### How to complete this task
Check each line below for the word "北方音乐学院", and copy those that have it.

### Items from an interface collection
★ ★ ★ ★

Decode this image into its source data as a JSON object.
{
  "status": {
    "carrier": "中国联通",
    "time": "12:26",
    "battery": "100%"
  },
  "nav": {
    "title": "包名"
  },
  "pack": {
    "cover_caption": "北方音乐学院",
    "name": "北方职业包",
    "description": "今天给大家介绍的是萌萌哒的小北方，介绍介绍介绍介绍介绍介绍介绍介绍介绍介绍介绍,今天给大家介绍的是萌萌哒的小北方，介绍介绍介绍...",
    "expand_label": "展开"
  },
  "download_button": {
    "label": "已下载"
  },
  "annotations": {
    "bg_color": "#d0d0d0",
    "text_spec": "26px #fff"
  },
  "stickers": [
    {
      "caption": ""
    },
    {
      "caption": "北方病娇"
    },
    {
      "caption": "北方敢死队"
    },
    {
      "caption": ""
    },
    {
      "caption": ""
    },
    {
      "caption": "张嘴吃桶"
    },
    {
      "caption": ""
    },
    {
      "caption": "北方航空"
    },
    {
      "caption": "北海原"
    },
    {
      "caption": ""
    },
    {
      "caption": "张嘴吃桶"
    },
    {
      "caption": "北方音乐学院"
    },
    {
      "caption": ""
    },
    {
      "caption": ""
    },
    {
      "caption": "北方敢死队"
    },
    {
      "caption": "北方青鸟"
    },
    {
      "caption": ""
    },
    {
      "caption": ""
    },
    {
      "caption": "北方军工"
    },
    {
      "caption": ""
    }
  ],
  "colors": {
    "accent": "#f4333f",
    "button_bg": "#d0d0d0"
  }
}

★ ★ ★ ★

### Written response
    "cover_caption": "北方音乐学院",
      "caption": "北方音乐学院"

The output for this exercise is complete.